    So bringing it back to the OP, the reason these hacks are getting away with it is because each individual copyright holder is relatively powerless against their scheme. As long as none or few actually make a claim beyond a DMCA take-down notice, single settlements or removal is not hurting the bottom line. This is why kids using Napster were getting nailed to the wall (rich music labels), but Historyinpics or any of the myriad photo/meme aggregators just keep “getting away with it” (poor photographers).

    Shorter: we need copyright reform.

  19. Drolfe says

    I probably shouldn’t have left out the the dynamic of aggregation was opposite in the fail-sharers vs. internet aggregators example.
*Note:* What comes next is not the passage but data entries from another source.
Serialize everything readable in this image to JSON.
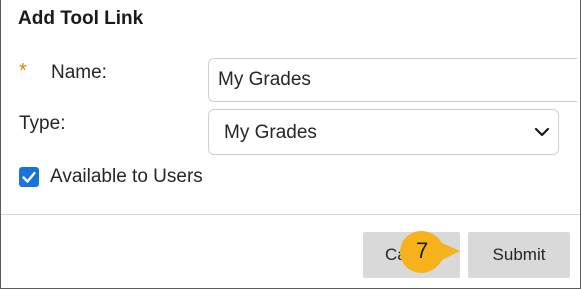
{
  "dialog": {
    "title": "Add Tool Link"
  },
  "form": {
    "required_marker": "*",
    "name_label": "Name:",
    "name_value": "My Grades",
    "type_label": "Type:",
    "type_selected": "My Grades",
    "available_label": "Available to Users",
    "available_checked": true
  },
  "footer": {
    "cancel_label": "Ca",
    "submit_label": "Submit"
  },
  "callout": {
    "step": "7",
    "color": "#f5b21b"
  },
  "colors": {
    "required": "#e27d0f",
    "checkbox": "#1a73d9",
    "button_bg": "#d9d9d9"
  }
}
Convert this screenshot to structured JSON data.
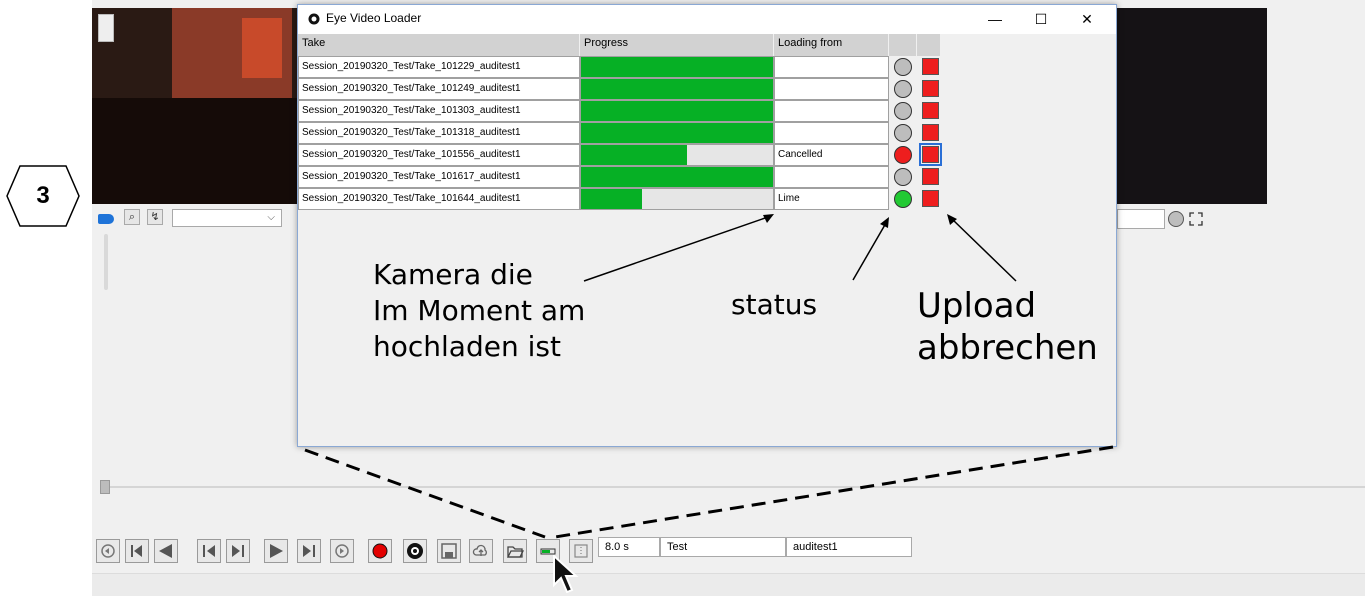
{
  "step_badge": "3",
  "dialog": {
    "title": "Eye Video Loader",
    "window_controls": {
      "minimize": "—",
      "maximize": "☐",
      "close": "✕"
    }
  },
  "table": {
    "headers": [
      "Take",
      "Progress",
      "Loading from",
      "",
      ""
    ],
    "rows": [
      {
        "take": "Session_20190320_Test/Take_101229_auditest1",
        "progress": 1.0,
        "loading_from": "",
        "status": "gray"
      },
      {
        "take": "Session_20190320_Test/Take_101249_auditest1",
        "progress": 1.0,
        "loading_from": "",
        "status": "gray"
      },
      {
        "take": "Session_20190320_Test/Take_101303_auditest1",
        "progress": 1.0,
        "loading_from": "",
        "status": "gray"
      },
      {
        "take": "Session_20190320_Test/Take_101318_auditest1",
        "progress": 1.0,
        "loading_from": "",
        "status": "gray"
      },
      {
        "take": "Session_20190320_Test/Take_101556_auditest1",
        "progress": 0.55,
        "loading_from": "Cancelled",
        "status": "red"
      },
      {
        "take": "Session_20190320_Test/Take_101617_auditest1",
        "progress": 1.0,
        "loading_from": "",
        "status": "gray"
      },
      {
        "take": "Session_20190320_Test/Take_101644_auditest1",
        "progress": 0.32,
        "loading_from": "Lime",
        "status": "green"
      }
    ]
  },
  "annotations": {
    "camera": "Kamera die\nIm Moment am\nhochladen ist",
    "status": "status",
    "cancel": "Upload\nabbrechen"
  },
  "toolbar": {
    "duration": "8.0 s",
    "session": "Test",
    "user": "auditest1"
  },
  "colors": {
    "progress_fill": "#06b025",
    "status_gray": "#bdbdbd",
    "status_red": "#ee1e1e",
    "status_green": "#22c933",
    "stop_red": "#ee1e1e",
    "accent_blue": "#1e73d8"
  }
}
On the one hand, it’s the powerless party aggregating and distrubuting copyrighted works (so of course they get screwed), but in the other case it’s the powerless party getting aggregated and distributed, so their power to do any screwing is fractured, leaving the aggregator largely unscathed.

  20. Pierce R. Butler says

    Porsupah @ # 20 – Fantastic photo – congrats on having such well-honed reflexes that you could catch it so well.

    Is that really what it looks like, or did the airborne bunny get that way on its own?

  21. says

    Shorter: we need copyright reform.

    And yet, the only “reform” we see is in the form of, “Oh, right.. sure, its public domain, but if some huge assed rich corporation wants it, they can rob the public, and re-copyright it.”